wih 
"holy", as in "wih-stead"; "Wih-Nights", and so forth. "Holiness" in the sense that it is set apart from the usual world, as set against the usual word holy, which means the oneness of the worlds beyond with this world. 
wih-smoke 
recels, or incense. 
wih-stead 
a holy area which is set apart from the world of daily life, usually by enclosure. Old Norse vŽ. 
wod 
poetic inspiration/fury/madness; sometimes used especially for the various sorts of inspiration rising from alcohol (as in that often-heard phrase, "The wod was really flowing at that ritual last night"). Pronounced to rhyme with "flowed". 
Wodan 
Óðinn (ON), *Woþanaz (Proto-Germanic), Woden (AS), Odin (Anglicized Norse), Oden (mod. Danish/Swedish), Wotan (mod. German, Wagner), *Wodans (Gothic). See chapter. 
*Woðanaz 
Wodan, Proto-Germanic 
Woden 
Wodan, Anglo-Saxon. 
Wotan 
Wodan, modern German, Wagner. 
Wulþur (Primitive Norse) 
Ullr (ON), Wuldor (OE), Wulþus (Gothic) 
wynn (AS) 
joy 
wyrd (AS) 
fate. Also the proper name Wyrd (ON Urðr), for the eldest Norn who embodies that-which-is and thus determines that which becomes and shall be. 
yare 
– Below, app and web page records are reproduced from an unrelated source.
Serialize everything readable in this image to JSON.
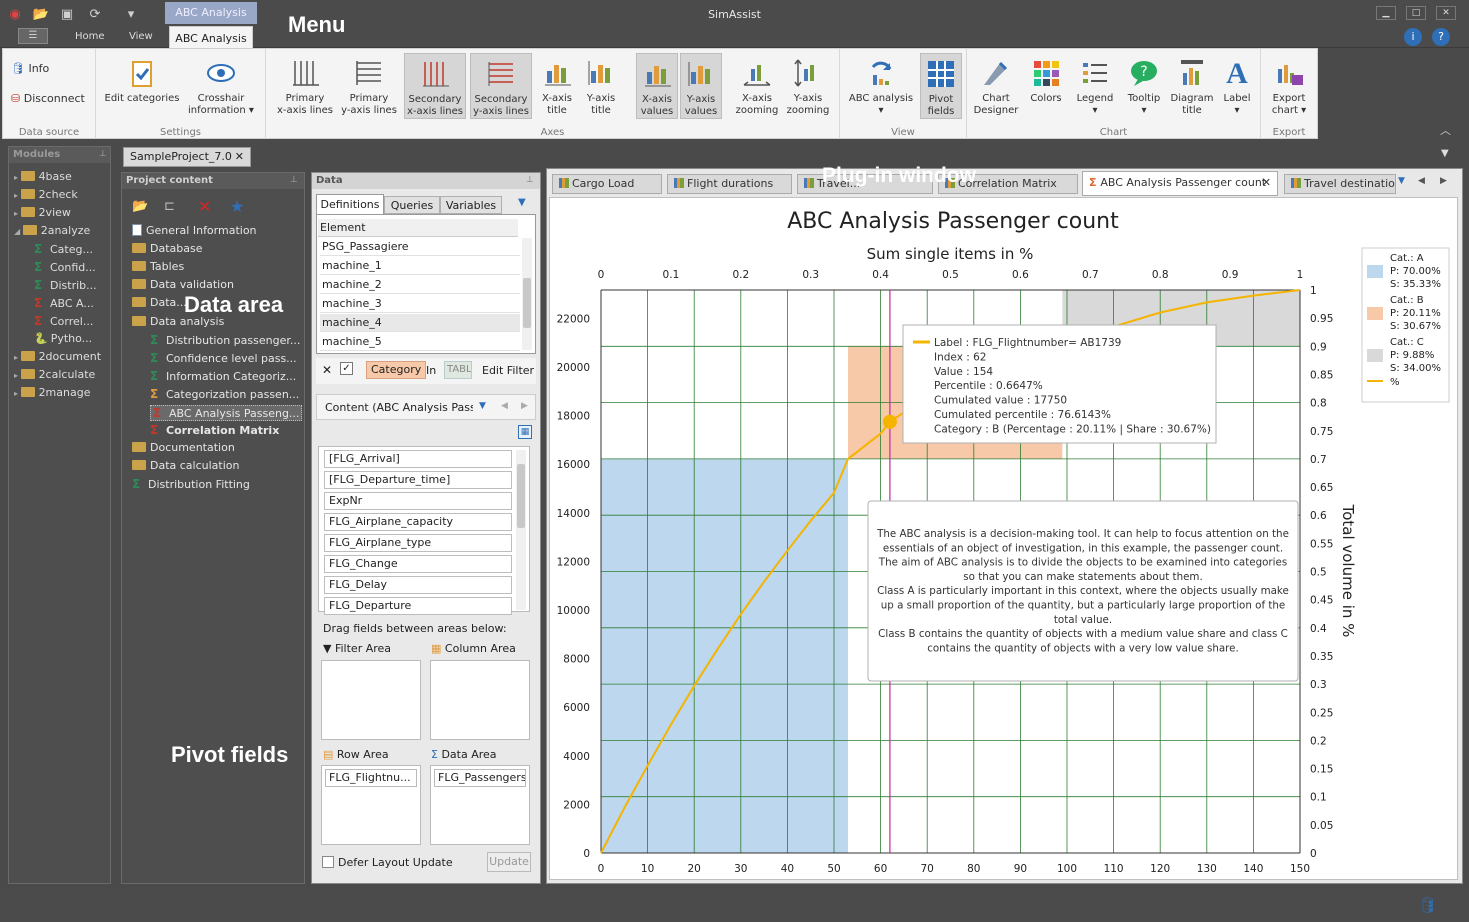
{
  "app": {
    "title": "SimAssist",
    "context_tab": "ABC Analysis"
  },
  "ribbon_tabs": {
    "home": "Home",
    "view": "View",
    "active": "ABC Analysis"
  },
  "overlays": {
    "menu": "Menu",
    "plugin": "Plug-in window",
    "data_area": "Data area",
    "pivot": "Pivot fields"
  },
  "ribbon": {
    "datasource": {
      "label": "Data source",
      "info": "Info",
      "disconnect": "Disconnect"
    },
    "settings": {
      "label": "Settings",
      "edit_categories": "Edit categories",
      "crosshair1": "Crosshair",
      "crosshair2": "information ▾"
    },
    "axes": {
      "label": "Axes",
      "b1a": "Primary",
      "b1b": "x-axis lines",
      "b2a": "Primary",
      "b2b": "y-axis lines",
      "b3a": "Secondary",
      "b3b": "x-axis lines",
      "b4a": "Secondary",
      "b4b": "y-axis lines",
      "b5a": "X-axis",
      "b5b": "title",
      "b6a": "Y-axis",
      "b6b": "title",
      "b7a": "X-axis",
      "b7b": "values",
      "b8a": "Y-axis",
      "b8b": "values",
      "b9a": "X-axis",
      "b9b": "zooming",
      "b10a": "Y-axis",
      "b10b": "zooming"
    },
    "view": {
      "label": "View",
      "abc": "ABC analysis",
      "pivot1": "Pivot",
      "pivot2": "fields"
    },
    "chart": {
      "label": "Chart",
      "designer1": "Chart",
      "designer2": "Designer",
      "colors": "Colors",
      "legend": "Legend",
      "tooltip": "Tooltip",
      "diag1": "Diagram",
      "diag2": "title",
      "label_btn": "Label"
    },
    "export": {
      "label": "Export",
      "exp1": "Export",
      "exp2": "chart ▾"
    }
  },
  "modules": {
    "header": "Modules",
    "items": [
      "4base",
      "2check",
      "2view",
      "2analyze",
      "Categ...",
      "Confid...",
      "Distrib...",
      "ABC A...",
      "Correl...",
      "Pytho...",
      "2document",
      "2calculate",
      "2manage"
    ]
  },
  "project_tab": "SampleProject_7.0",
  "project": {
    "header": "Project content",
    "items": [
      "General Information",
      "Database",
      "Tables",
      "Data validation",
      "Data...",
      "Data analysis",
      "Distribution passenger...",
      "Confidence level pass...",
      "Information Categoriz...",
      "Categorization passen...",
      "ABC Analysis Passeng...",
      "Correlation Matrix",
      "Documentation",
      "Data calculation",
      "Distribution Fitting"
    ]
  },
  "data_panel": {
    "header": "Data",
    "tabs": [
      "Definitions",
      "Queries",
      "Variables"
    ],
    "column": "Element",
    "rows": [
      "PSG_Passagiere",
      "machine_1",
      "machine_2",
      "machine_3",
      "machine_4",
      "machine_5"
    ],
    "filter_category": "Category",
    "filter_in": "In",
    "filter_table": "TABL",
    "edit_filter": "Edit Filter",
    "content_title": "Content (ABC Analysis Passen",
    "fields": [
      "[FLG_Arrival]",
      "[FLG_Departure_time]",
      "ExpNr",
      "FLG_Airplane_capacity",
      "FLG_Airplane_type",
      "FLG_Change",
      "FLG_Delay",
      "FLG_Departure"
    ],
    "drag_hint": "Drag fields between areas below:",
    "filter_area": "Filter Area",
    "column_area": "Column Area",
    "row_area": "Row Area",
    "data_area": "Data Area",
    "row_field": "FLG_Flightnu...",
    "data_field": "FLG_Passengers",
    "defer": "Defer Layout Update",
    "update": "Update"
  },
  "doc_tabs": [
    "Cargo Load",
    "Flight durations",
    "Travel...",
    "Correlation Matrix",
    "ABC Analysis Passenger count",
    "Travel destination"
  ],
  "chart_data": {
    "type": "line",
    "title": "ABC Analysis Passenger count",
    "top_axis_title": "Sum single items in %",
    "right_axis_title": "Total volume in %",
    "x_ticks": [
      0,
      10,
      20,
      30,
      40,
      50,
      60,
      70,
      80,
      90,
      100,
      110,
      120,
      130,
      140,
      150
    ],
    "top_ticks": [
      0,
      0.1,
      0.2,
      0.3,
      0.4,
      0.5,
      0.6,
      0.7,
      0.8,
      0.9,
      1
    ],
    "top_tick_labels": [
      "0",
      "0.1",
      "0.2",
      "0.3",
      "0.4",
      "0.5",
      "0.6",
      "0.7",
      "0.8",
      "0.9",
      "1"
    ],
    "left_ticks": [
      0,
      2000,
      4000,
      6000,
      8000,
      10000,
      12000,
      14000,
      16000,
      18000,
      20000,
      22000
    ],
    "right_ticks": [
      0,
      0.05,
      0.1,
      0.15,
      0.2,
      0.25,
      0.3,
      0.35,
      0.4,
      0.45,
      0.5,
      0.55,
      0.6,
      0.65,
      0.7,
      0.75,
      0.8,
      0.85,
      0.9,
      0.95,
      1
    ],
    "right_tick_labels": [
      "0",
      "0.05",
      "0.1",
      "0.15",
      "0.2",
      "0.25",
      "0.3",
      "0.35",
      "0.4",
      "0.45",
      "0.5",
      "0.55",
      "0.6",
      "0.65",
      "0.7",
      "0.75",
      "0.8",
      "0.85",
      "0.9",
      "0.95",
      "1"
    ],
    "xlim": [
      0,
      150
    ],
    "ylim_left": [
      0,
      23170
    ],
    "ylim_right": [
      0,
      1
    ],
    "categories_regions": [
      {
        "name": "A",
        "x": [
          0,
          53
        ],
        "y": [
          0,
          0.7
        ],
        "color": "#bcd7ee"
      },
      {
        "name": "B",
        "x": [
          53,
          99
        ],
        "y": [
          0.7,
          0.9
        ],
        "color": "#f7c9a9"
      },
      {
        "name": "C",
        "x": [
          99,
          150
        ],
        "y": [
          0.9,
          1
        ],
        "color": "#d9d9d9"
      }
    ],
    "series": [
      {
        "name": "%",
        "color": "#f5b400",
        "x": [
          0,
          5,
          10,
          15,
          20,
          25,
          30,
          35,
          40,
          45,
          50,
          53,
          60,
          62,
          70,
          80,
          90,
          99,
          110,
          120,
          130,
          140,
          150
        ],
        "y": [
          0,
          0.08,
          0.155,
          0.228,
          0.297,
          0.362,
          0.424,
          0.482,
          0.537,
          0.59,
          0.64,
          0.7,
          0.745,
          0.766,
          0.81,
          0.855,
          0.89,
          0.9,
          0.935,
          0.96,
          0.978,
          0.99,
          1
        ]
      }
    ],
    "crosshair_x": 62,
    "highlight_point": {
      "x": 62,
      "y": 0.766
    },
    "legend": [
      {
        "title": "Cat.: A",
        "p": "P: 70.00%",
        "s": "S: 35.33%",
        "color": "#bcd7ee"
      },
      {
        "title": "Cat.: B",
        "p": "P: 20.11%",
        "s": "S: 30.67%",
        "color": "#f7c9a9"
      },
      {
        "title": "Cat.: C",
        "p": "P: 9.88%",
        "s": "S: 34.00%",
        "color": "#d9d9d9"
      },
      {
        "title": "%",
        "color": "#f5b400"
      }
    ],
    "tooltip": {
      "label": "Label : FLG_Flightnumber= AB1739",
      "index": "Index : 62",
      "value": "Value : 154",
      "percentile": "Percentile : 0.6647%",
      "cum_value": "Cumulated value : 17750",
      "cum_pct": "Cumulated percentile : 76.6143%",
      "category": "Category : B (Percentage : 20.11% | Share : 30.67%)"
    },
    "note": [
      "The ABC analysis is a decision-making tool. It can help to focus attention on the",
      "essentials of an object of investigation, in this example, the passenger count.",
      "The aim of ABC analysis is to divide the objects to be examined into categories",
      "so that you can make statements about them.",
      "Class A is particularly important in this context, where the objects usually make",
      "up a small proportion of the quantity, but a particularly large proportion of the",
      "total value.",
      "Class B contains the quantity of objects with a medium value share and class C",
      "contains the quantity of objects with a very low value share."
    ]
  }
}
ready, prepared, skilled (ON görr). 
yeme 
to care for, to look attentively upon. 
Þ, þ 
"thorn" (derived from the rune *thurisaz). Shows the hard "th" sound, as in "thorn", for which there was no corresponding Roman letter. Current convention places it after "z", though in older dictionaries, it may be found after "t" or in place of "th". See Ð (after "d"). 
þáttr 
a section of a saga. Thus, to look up "Gunnars þáttr helmings", you must also know that it is located within Óláfs saga Tryggvasonar, in the version of that saga which appears in Flateyjarbók (as opposed to the one in Heimskringla). 
Þing 
the judgement-meeting of the Germanic peoples. The most famous and regularly held of these was the Icelandic Alþing, to which all the important folk in the land had to come to settle their cases, deem over the law, and set the year's calendar. 
Þingvellir 
the stead where the Icelandic Alþing was held. 
Þórr 
Thonar, Old Norse 
ørlög (ON) 
"primal layer/law"; the basic grounding which sets the shape of wyrd. 
Contributors
Swain Wodening 
Eric Wodening